After emancipation, Tubman was a cook, a nurse and an armed scout and then spy for the Union in the US Civil War. Even though Tubman was renowned for heroism during slavery and her activist work in her post years in the Civil War and after, Tubman like Davis struggled with poverty, racism and experienced gender discrimination.

Few know this, but Tubman became a late 19th century  defiant supporter for women’s suffrage. Of her support for the women’s vote: “I suffered enough to believe it.”

A fighter an  activist until the end,  Tubman today is considered an American icon of freedom and justice, so much so she was considered a viable candidate to be featured on the $10 bill recently.

I look forward to seeing Davis will bring life to Harriet Tubman for a modern audience






Why Saying Democratic or Corporate “Whore” Needs To Stop

Yesterday at a Democratic Rally for Bernie Sanders, Paul Song, a physician and health care activist introduced Bernie Sanders at a rally in Washington State.

Obviously he was the hype man before Bernie so he was doing his thing getting the crowd warmed up all was going well until this:

Screen Shot 2016-04-14 at 1.37.51 PM



20 second time out.

While Paul Song has now apologized for said remarks, why on earth are a chunk of folks who support Bernie Sanders (men and woman)  caping for a dude by trying to explain how it was perfectly fine to say “corporate Democratic whores” while referring to Sanders’ primary opponent who is a woman?

I don’t care if it’s “Democratic whore”. I don’t care if it’s “corporate whore”. DO NOT USE the word “whore” while referring to a woman candidate. As a matter of fact as a rule of thumb, just don’t use the word “whore” when referring to a woman.

The word has historically been used to demean sex workers and by extension discredit women throughout history for having opinions, owning their sexuality, and doing anything else that distinguishes them from being a doormat for men to use.

In a country where women’s representation in public office is already low, this commentary and those like it does nothing to encourage women to want to run. ( By the way, the US is ranked 72 in the world  behind many countries like Rwanda who is number 1, Bolivia, Australia, and Canada, just to name a few.)

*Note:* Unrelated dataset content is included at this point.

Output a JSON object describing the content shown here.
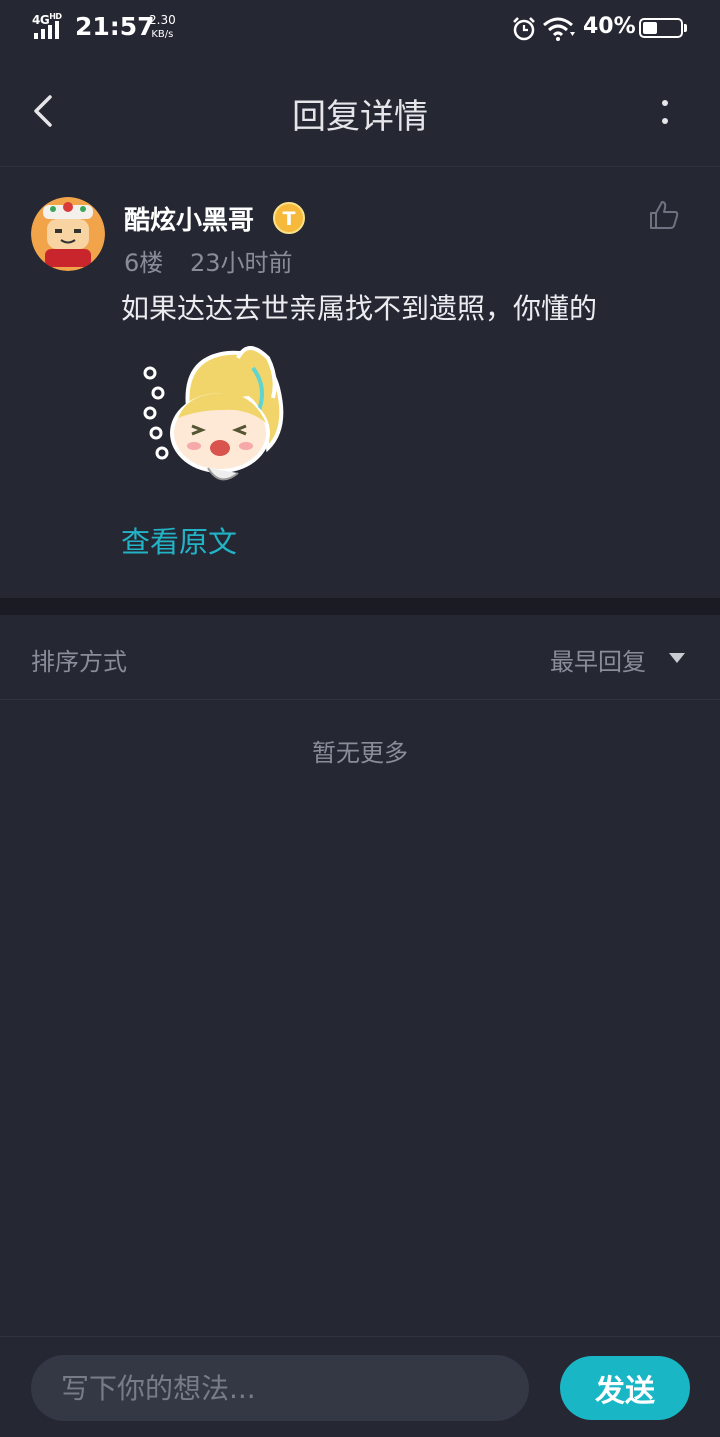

And no you don’t get to come back and say, but “so and so said…..!”

What are we five? Two wrongs don’t make a right. If Paul Song can apologize for his comments, then you can acknowledge that what he said is problematic, is does not take away from Bernie Sanders’ candidacy.

It could actually dare I say it?  strengthen his candidacy, strengthen this progressive movement? We are better than using words that demean women to make a point, that’s what the conservatives do.

One Bernie supporter pointed out to me, that Paul was trying to talk about getting money out of politics. That is absolutely a legitimate and worthy topic to discuss, you can just do that without saying the word “whore”.